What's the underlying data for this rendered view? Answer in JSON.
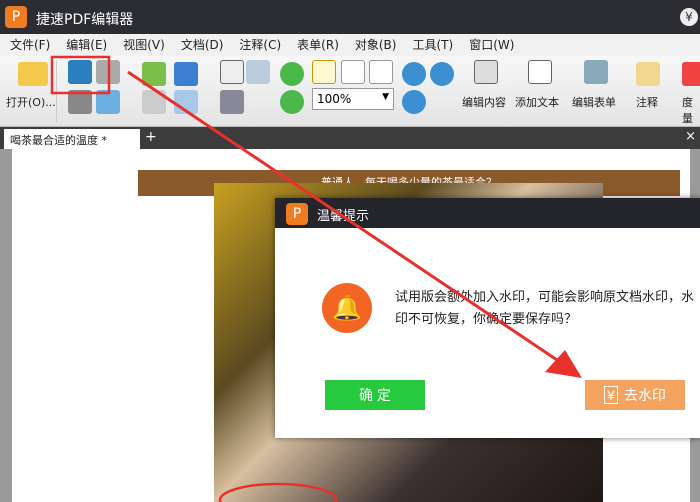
{
  "app": {
    "title": "捷速PDF编辑器",
    "logo": "P"
  },
  "menu": [
    "文件(F)",
    "编辑(E)",
    "视图(V)",
    "文档(D)",
    "注释(C)",
    "表单(R)",
    "对象(B)",
    "工具(T)",
    "窗口(W)"
  ],
  "toolbar": {
    "open": "打开(O)...",
    "zoom": "100%",
    "edit_content": "编辑内容",
    "add_text": "添加文本",
    "edit_form": "编辑表单",
    "annotate": "注释",
    "measure": "度量"
  },
  "tabs": {
    "active": "喝茶最合适的温度 *",
    "add": "+",
    "close": "×"
  },
  "document": {
    "banner": "普通人，每天喝多少量的茶最适合？"
  },
  "dialog": {
    "title": "温馨提示",
    "message": "试用版会额外加入水印，可能会影响原文档水印，水印不可恢复，你确定要保存吗？",
    "confirm": "确 定",
    "remove_watermark": "去水印"
  },
  "colors": {
    "brand": "#f07c22",
    "confirm": "#27c93f",
    "remove": "#f4a460",
    "annotation": "#e8302c"
  }
}
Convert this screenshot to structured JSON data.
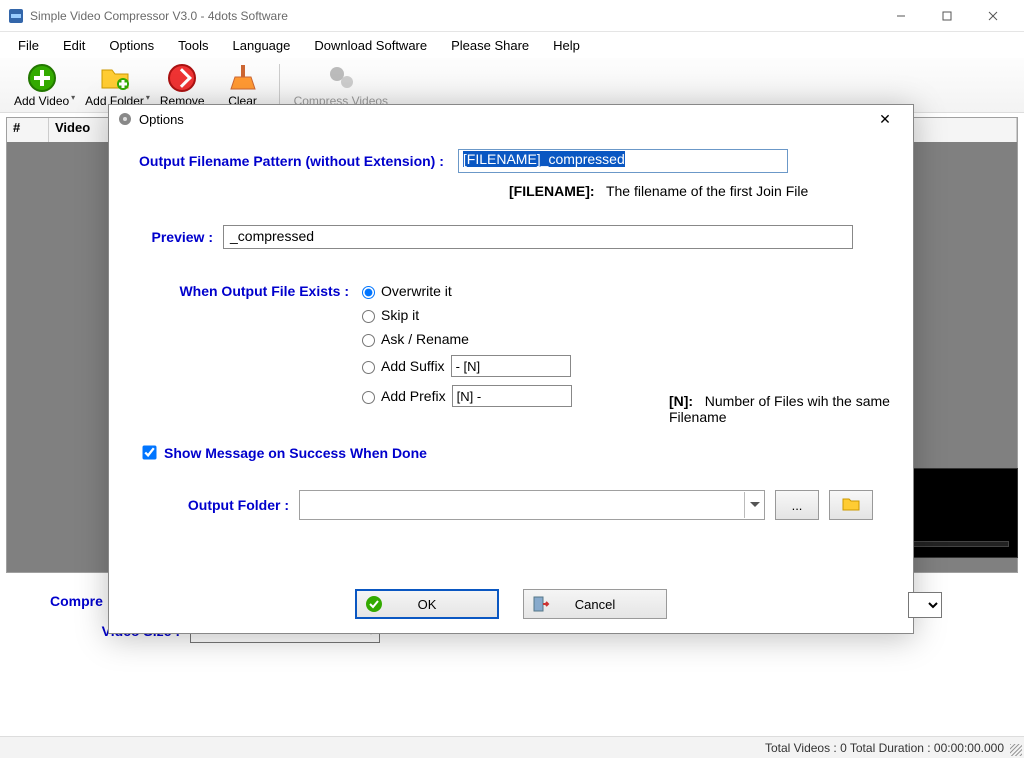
{
  "window": {
    "title": "Simple Video Compressor V3.0 - 4dots Software"
  },
  "menu": [
    "File",
    "Edit",
    "Options",
    "Tools",
    "Language",
    "Download Software",
    "Please Share",
    "Help"
  ],
  "toolbar": {
    "add_video": "Add Video",
    "add_folder": "Add Folder",
    "remove": "Remove",
    "clear": "Clear",
    "compress": "Compress Videos"
  },
  "grid": {
    "col_num": "#",
    "col_video": "Video"
  },
  "lower": {
    "compress_label": "Compre",
    "size_label": "Video Size :"
  },
  "status": {
    "text": "Total Videos : 0  Total Duration : 00:00:00.000"
  },
  "dialog": {
    "title": "Options",
    "pattern_label": "Output Filename Pattern (without Extension)  :",
    "pattern_value": "[FILENAME]_compressed",
    "pattern_sel": "[FILENAME]_compressed",
    "filename_help_key": "[FILENAME]:",
    "filename_help_text": "The filename of the first Join File",
    "preview_label": "Preview :",
    "preview_value": "_compressed",
    "exists_label": "When Output File Exists  :",
    "radios": {
      "overwrite": "Overwrite it",
      "skip": "Skip it",
      "ask": "Ask / Rename",
      "suffix": "Add Suffix",
      "prefix": "Add Prefix"
    },
    "suffix_value": "- [N]",
    "prefix_value": "[N] -",
    "n_help_key": "[N]:",
    "n_help_text": "Number of Files wih the same Filename",
    "show_msg": "Show Message on Success When Done",
    "output_folder_label": "Output Folder :",
    "browse_dots": "...",
    "ok": "OK",
    "cancel": "Cancel"
  }
}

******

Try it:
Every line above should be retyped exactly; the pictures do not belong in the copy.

Response to the task:
What's the underlying data for this rendered view? Answer in JSON.
{
  "app": {
    "title": "捷速PDF编辑器",
    "logo": "P"
  },
  "menu": [
    "文件(F)",
    "编辑(E)",
    "视图(V)",
    "文档(D)",
    "注释(C)",
    "表单(R)",
    "对象(B)",
    "工具(T)",
    "窗口(W)"
  ],
  "toolbar": {
    "open": "打开(O)...",
    "zoom": "100%",
    "edit_content": "编辑内容",
    "add_text": "添加文本",
    "edit_form": "编辑表单",
    "annotate": "注释",
    "measure": "度量"
  },
  "tabs": {
    "active": "喝茶最合适的温度 *",
    "add": "+",
    "close": "×"
  },
  "document": {
    "banner": "普通人，每天喝多少量的茶最适合？"
  },
  "dialog": {
    "title": "温馨提示",
    "message": "试用版会额外加入水印，可能会影响原文档水印，水印不可恢复，你确定要保存吗？",
    "confirm": "确 定",
    "remove_watermark": "去水印"
  },
  "colors": {
    "brand": "#f07c22",
    "confirm": "#27c93f",
    "remove": "#f4a460",
    "annotation": "#e8302c"
  }
}
Convert this screenshot to structured JSON data.
{
  "window": {
    "title": "Simple Video Compressor V3.0 - 4dots Software"
  },
  "menu": [
    "File",
    "Edit",
    "Options",
    "Tools",
    "Language",
    "Download Software",
    "Please Share",
    "Help"
  ],
  "toolbar": {
    "add_video": "Add Video",
    "add_folder": "Add Folder",
    "remove": "Remove",
    "clear": "Clear",
    "compress": "Compress Videos"
  },
  "grid": {
    "col_num": "#",
    "col_video": "Video"
  },
  "lower": {
    "compress_label": "Compre",
    "size_label": "Video Size :"
  },
  "status": {
    "text": "Total Videos : 0  Total Duration : 00:00:00.000"
  },
  "dialog": {
    "title": "Options",
    "pattern_label": "Output Filename Pattern (without Extension)  :",
    "pattern_value": "[FILENAME]_compressed",
    "pattern_sel": "[FILENAME]_compressed",
    "filename_help_key": "[FILENAME]:",
    "filename_help_text": "The filename of the first Join File",
    "preview_label": "Preview :",
    "preview_value": "_compressed",
    "exists_label": "When Output File Exists  :",
    "radios": {
      "overwrite": "Overwrite it",
      "skip": "Skip it",
      "ask": "Ask / Rename",
      "suffix": "Add Suffix",
      "prefix": "Add Prefix"
    },
    "suffix_value": "- [N]",
    "prefix_value": "[N] -",
    "n_help_key": "[N]:",
    "n_help_text": "Number of Files wih the same Filename",
    "show_msg": "Show Message on Success When Done",
    "output_folder_label": "Output Folder :",
    "browse_dots": "...",
    "ok": "OK",
    "cancel": "Cancel"
  }
}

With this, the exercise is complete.